Attention now focuses on the first meeting of States Parties of the TPNW. Since any state is welcome to attend, a major focus will be on how to involve as many nuclear-weapon and nuclear-dependent states as possible in the deliberations. As the only country in the world to have experienced a nuclear attack in wartime, Japan should pave the way for the nuclear-dependent states by announcing its intention to participate.
Further, I would like to propose that a forum for discussing the relationship between nuclear weapons and the Sustainable Development Goals (SDGs) be held during the first meeting of States Parties. The theme of nuclear weapons and the SDGs can thus be positioned as an issue concerning all states and serve as the impetus to engage as many nuclear-weapon and nuclear-dependent states as possible.
I would also like to make two proposals to the NPT Review Conference scheduled for August this year: that there be a discussion on the true meaning of security in light of crises such as climate change and the pandemic; and that the final document include a pledge of non-use of nuclear weapons and a pledge to freeze all nuclear-weapon development in the lead-up to the 2025 Review Conference.
The TPNW opens a path for a nuclear-weapon state to become a State Party by submitting a plan for the elimination of its nuclear-weapon program. Such participation by nuclear-dependent and nuclear-weapon states in the TPNW could be facilitated under the NPT regime through embarking on multilateral negotiations on nuclear disarmament undergirded by pledges of non-use and a freeze on nuclear-weapon development. I call for efforts to link the operation of these two treaties in ways that will put us on the path to ending the nuclear age.
Rebuilding life in a post-COVID world
The third issue area where I would like to offer proposals pertains to the reconstruction of economies and lives disrupted by the COVID-19 emergency.
The magnitude of the COVID-19 economic shock has thrown many millions of people into financial devastation. This has driven home the urgency of strengthening access to social protection systems, a goal also supported by the members of the Organisation for Economic Co-operation and Development (OECD).
I hope that OECD members will take the lead in efforts to realize all SDG targets related to ensuring universal social protection measures. I also hope that they will work together to establish and implement global policy standards for rebuilding economies and livelihoods devastated by the COVID-19 crisis. One direction this could take is the development of new industries and the creation of job opportunities through transition to a green economy, scaling back military spending and allocating the resources saved to strengthening social protection systems.
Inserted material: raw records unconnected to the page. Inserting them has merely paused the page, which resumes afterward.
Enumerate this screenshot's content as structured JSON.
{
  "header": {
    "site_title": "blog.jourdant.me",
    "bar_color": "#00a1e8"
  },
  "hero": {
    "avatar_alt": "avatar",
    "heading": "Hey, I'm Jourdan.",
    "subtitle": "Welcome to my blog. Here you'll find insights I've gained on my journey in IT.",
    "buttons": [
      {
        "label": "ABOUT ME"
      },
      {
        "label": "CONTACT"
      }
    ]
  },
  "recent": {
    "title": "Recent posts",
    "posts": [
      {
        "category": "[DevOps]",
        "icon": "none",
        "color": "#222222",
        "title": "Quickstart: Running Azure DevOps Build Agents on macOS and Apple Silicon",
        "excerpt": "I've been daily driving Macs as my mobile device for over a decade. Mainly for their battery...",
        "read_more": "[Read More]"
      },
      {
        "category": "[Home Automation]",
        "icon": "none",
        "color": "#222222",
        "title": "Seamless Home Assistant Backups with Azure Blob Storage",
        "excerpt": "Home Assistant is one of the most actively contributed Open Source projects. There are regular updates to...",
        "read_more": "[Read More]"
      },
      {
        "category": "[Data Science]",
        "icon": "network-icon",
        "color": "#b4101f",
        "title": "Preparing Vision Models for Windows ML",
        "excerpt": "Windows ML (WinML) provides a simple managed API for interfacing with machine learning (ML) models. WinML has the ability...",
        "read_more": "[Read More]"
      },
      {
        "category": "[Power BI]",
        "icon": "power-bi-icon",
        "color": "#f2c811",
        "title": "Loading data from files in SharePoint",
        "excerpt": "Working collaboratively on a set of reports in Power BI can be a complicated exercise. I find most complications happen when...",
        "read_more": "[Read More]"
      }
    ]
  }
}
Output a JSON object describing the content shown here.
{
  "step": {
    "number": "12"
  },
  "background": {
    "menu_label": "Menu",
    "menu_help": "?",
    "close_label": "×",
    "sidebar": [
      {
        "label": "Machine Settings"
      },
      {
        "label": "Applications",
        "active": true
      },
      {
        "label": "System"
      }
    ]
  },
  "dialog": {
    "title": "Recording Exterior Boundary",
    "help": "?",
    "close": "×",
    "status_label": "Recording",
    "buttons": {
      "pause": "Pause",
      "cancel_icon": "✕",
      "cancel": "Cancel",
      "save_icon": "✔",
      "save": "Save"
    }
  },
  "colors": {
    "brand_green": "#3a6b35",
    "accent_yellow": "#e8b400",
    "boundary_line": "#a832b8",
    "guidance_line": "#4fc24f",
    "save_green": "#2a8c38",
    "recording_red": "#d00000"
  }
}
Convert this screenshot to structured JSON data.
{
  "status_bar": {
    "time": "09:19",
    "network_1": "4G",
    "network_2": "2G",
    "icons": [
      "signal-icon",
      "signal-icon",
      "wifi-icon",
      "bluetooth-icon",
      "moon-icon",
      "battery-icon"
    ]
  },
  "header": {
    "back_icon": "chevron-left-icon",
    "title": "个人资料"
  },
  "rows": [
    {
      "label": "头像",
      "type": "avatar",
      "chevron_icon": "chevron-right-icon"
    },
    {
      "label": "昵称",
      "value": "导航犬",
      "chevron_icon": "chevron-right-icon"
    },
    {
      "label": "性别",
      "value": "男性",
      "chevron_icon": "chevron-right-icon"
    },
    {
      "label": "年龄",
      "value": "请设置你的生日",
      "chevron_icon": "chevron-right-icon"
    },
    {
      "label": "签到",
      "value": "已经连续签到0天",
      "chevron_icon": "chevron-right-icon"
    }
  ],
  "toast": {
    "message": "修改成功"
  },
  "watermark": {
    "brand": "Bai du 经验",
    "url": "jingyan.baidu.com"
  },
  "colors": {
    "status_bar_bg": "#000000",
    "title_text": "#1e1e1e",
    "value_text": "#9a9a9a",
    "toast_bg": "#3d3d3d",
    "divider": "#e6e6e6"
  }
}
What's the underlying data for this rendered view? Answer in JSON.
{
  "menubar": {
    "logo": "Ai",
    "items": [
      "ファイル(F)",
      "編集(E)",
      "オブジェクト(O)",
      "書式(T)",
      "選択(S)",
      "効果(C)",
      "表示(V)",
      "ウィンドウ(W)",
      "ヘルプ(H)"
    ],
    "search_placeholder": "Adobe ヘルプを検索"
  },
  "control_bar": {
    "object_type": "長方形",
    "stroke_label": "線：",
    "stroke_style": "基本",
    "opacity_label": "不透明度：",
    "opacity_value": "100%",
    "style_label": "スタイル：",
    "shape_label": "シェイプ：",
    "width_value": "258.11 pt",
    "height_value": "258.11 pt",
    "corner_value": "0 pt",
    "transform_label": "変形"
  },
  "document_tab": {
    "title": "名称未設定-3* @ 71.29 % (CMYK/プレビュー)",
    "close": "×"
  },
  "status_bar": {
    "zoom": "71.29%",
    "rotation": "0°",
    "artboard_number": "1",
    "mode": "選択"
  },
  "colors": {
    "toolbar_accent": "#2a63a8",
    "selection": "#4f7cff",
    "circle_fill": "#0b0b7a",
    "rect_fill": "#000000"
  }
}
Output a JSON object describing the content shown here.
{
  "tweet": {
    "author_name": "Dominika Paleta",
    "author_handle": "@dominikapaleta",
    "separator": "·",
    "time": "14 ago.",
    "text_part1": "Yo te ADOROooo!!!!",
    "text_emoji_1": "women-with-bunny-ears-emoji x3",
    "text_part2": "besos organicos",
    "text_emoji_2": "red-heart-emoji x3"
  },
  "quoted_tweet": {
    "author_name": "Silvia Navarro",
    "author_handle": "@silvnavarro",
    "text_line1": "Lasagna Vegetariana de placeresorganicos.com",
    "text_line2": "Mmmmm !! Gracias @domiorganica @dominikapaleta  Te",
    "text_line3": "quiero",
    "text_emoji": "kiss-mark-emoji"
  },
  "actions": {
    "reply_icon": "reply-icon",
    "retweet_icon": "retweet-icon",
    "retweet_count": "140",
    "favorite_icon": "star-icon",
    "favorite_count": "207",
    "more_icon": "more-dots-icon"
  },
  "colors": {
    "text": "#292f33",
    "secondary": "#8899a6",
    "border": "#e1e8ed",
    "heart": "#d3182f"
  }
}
Further, OECD members have a significant role to play in enacting ambitious policies that enhance social resilience. We are living in an era in which we need to adopt a comprehensive and simultaneous “multi-hazard approach” to threats and challenges, with a clear understanding of the systemic nature of risk, as advocated by the UN Office for Disaster Risk Reduction.
Drawing upon the network of collaborative relations we have developed to date, as part of civil society, the SGI is wholeheartedly committed to working toward 2030 with like-minded people and organizations to accelerate the achievement of the SDGs and to realize a global society of peace and humane values.